__AVAILABLE DATA__
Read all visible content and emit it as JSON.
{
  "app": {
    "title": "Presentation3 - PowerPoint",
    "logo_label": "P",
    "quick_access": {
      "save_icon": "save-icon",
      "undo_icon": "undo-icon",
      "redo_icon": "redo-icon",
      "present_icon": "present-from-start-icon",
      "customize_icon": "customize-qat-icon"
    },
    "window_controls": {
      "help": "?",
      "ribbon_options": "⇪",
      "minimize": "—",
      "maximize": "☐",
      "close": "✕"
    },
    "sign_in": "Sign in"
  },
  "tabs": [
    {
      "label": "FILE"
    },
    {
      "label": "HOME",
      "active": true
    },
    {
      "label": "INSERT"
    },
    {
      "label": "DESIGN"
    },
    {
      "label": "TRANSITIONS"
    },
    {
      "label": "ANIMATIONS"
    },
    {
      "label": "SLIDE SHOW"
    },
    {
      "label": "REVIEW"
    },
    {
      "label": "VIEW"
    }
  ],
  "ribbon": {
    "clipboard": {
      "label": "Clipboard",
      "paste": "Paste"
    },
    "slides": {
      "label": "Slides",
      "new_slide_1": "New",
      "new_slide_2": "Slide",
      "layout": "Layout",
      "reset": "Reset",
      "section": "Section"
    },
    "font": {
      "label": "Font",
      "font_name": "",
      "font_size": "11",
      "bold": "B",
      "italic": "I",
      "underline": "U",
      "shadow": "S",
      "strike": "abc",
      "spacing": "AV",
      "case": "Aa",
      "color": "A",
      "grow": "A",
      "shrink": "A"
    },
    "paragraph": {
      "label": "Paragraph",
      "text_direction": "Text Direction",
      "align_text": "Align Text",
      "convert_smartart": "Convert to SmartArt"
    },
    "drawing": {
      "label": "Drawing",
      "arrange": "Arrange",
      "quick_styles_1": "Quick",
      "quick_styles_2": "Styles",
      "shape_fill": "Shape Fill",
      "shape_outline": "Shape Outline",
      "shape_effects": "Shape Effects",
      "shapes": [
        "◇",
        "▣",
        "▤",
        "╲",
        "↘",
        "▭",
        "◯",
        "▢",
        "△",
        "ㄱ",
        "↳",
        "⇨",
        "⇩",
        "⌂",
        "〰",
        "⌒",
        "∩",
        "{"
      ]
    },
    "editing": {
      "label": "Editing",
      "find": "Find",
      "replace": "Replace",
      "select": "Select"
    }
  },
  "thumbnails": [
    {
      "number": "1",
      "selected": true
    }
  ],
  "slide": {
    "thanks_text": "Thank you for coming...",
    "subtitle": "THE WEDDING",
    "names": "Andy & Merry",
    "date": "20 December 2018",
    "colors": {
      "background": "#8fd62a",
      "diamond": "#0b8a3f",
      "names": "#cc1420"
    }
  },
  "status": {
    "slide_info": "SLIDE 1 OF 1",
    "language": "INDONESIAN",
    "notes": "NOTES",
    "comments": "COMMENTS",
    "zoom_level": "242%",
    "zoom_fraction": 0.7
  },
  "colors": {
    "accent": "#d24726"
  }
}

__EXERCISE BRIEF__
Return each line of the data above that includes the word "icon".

__TASK SOLUTION__
      "save_icon": "save-icon",
      "undo_icon": "undo-icon",
      "redo_icon": "redo-icon",
      "present_icon": "present-from-start-icon",
      "customize_icon": "customize-qat-icon"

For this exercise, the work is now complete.